(Component data from apps and pages)
——
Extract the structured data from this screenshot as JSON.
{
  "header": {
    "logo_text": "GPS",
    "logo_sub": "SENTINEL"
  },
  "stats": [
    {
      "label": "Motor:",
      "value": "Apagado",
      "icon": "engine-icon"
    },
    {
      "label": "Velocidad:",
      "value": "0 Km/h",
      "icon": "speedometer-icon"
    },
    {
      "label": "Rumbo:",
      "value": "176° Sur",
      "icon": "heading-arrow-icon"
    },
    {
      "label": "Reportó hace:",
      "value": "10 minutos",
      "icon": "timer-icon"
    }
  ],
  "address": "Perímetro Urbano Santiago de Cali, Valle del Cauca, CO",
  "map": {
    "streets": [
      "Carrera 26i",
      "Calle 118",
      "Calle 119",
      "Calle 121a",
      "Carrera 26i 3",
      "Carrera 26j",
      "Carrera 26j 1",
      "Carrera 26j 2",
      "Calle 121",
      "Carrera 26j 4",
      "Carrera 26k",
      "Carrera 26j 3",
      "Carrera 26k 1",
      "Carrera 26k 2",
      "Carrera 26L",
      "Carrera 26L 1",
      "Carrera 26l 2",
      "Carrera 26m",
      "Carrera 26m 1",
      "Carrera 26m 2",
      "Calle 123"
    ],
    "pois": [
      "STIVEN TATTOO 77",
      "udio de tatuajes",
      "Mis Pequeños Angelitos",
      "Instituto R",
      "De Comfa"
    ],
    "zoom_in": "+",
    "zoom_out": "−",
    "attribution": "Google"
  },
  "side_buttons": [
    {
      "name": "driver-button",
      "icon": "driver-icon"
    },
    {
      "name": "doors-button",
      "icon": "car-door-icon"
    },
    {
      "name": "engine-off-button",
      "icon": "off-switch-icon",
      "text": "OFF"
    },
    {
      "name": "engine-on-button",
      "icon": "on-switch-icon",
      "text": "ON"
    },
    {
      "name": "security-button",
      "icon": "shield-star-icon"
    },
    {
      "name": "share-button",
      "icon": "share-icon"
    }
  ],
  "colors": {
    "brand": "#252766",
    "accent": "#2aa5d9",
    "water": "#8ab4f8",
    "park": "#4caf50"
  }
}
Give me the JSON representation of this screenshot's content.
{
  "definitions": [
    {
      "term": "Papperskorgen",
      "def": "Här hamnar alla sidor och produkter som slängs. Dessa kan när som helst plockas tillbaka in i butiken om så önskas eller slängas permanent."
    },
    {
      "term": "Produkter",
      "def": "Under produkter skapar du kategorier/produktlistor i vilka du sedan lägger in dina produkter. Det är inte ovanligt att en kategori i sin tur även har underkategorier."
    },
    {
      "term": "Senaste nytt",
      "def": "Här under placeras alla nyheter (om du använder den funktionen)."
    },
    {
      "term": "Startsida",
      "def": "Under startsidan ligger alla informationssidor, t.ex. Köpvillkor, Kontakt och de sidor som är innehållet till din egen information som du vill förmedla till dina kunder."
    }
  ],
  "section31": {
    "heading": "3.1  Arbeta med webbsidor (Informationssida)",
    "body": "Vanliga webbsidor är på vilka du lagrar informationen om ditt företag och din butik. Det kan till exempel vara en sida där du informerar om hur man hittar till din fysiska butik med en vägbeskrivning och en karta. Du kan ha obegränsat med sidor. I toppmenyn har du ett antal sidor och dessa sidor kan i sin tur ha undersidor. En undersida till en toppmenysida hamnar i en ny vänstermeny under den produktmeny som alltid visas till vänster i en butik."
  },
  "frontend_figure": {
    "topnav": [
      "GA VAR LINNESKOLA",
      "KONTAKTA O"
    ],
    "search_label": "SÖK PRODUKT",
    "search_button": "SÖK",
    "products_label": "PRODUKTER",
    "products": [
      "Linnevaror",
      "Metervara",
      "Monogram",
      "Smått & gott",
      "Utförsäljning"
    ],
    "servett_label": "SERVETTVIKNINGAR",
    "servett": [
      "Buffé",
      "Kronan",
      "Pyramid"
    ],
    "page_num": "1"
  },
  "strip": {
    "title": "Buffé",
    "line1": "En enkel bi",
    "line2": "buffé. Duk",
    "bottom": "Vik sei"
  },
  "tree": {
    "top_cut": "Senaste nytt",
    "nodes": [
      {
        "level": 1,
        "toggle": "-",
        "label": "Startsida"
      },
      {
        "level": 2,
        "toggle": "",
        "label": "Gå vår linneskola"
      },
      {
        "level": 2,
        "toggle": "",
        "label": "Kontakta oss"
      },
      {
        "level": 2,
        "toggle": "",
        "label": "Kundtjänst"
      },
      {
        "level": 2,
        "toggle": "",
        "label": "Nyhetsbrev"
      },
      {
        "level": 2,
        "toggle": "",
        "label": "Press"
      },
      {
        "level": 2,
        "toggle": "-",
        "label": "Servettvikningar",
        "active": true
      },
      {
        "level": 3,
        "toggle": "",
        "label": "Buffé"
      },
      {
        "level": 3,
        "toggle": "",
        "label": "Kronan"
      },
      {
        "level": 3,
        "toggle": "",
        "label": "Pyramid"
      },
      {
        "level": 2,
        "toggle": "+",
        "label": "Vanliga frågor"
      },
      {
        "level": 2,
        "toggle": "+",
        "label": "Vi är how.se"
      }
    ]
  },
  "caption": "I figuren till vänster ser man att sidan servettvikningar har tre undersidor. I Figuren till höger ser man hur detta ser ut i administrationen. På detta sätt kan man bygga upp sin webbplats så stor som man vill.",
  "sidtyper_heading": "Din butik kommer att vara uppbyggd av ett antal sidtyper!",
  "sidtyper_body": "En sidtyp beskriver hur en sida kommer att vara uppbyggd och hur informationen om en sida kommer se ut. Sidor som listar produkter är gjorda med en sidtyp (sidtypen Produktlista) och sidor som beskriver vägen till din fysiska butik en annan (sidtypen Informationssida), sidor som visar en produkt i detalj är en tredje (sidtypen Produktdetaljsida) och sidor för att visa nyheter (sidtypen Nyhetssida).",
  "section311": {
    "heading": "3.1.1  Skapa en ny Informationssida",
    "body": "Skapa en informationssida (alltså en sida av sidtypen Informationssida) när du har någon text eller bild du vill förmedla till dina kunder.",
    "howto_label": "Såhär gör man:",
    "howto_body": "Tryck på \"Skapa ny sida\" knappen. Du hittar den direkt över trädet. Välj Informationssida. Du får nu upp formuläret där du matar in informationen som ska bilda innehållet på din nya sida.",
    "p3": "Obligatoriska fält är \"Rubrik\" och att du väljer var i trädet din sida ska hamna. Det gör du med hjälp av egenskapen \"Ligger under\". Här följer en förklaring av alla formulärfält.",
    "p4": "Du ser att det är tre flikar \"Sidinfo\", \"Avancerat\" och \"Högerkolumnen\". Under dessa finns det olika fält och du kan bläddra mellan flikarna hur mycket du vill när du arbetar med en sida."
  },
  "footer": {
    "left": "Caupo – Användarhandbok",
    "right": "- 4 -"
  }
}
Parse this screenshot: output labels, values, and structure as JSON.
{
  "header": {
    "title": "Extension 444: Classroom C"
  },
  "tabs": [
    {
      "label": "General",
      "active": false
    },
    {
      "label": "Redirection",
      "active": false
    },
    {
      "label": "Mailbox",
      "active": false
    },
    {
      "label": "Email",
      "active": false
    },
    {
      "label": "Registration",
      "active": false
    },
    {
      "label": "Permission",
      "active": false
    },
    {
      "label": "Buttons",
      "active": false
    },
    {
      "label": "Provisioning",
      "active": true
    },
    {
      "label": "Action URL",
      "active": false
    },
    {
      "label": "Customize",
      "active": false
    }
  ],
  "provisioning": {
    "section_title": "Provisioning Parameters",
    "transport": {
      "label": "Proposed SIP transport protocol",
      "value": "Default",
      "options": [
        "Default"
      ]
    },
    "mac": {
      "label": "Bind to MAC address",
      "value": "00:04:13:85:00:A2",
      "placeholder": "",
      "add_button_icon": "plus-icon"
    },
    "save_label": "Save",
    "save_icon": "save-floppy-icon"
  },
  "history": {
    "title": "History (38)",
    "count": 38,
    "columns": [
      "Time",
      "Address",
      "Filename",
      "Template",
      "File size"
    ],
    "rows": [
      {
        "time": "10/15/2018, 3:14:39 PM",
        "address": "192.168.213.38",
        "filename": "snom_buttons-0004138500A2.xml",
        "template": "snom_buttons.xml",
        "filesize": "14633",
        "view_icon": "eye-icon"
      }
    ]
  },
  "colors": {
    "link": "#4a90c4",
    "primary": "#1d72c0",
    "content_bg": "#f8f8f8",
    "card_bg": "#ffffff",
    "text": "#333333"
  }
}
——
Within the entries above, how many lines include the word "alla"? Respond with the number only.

* **EXERCISE RESULT**: 4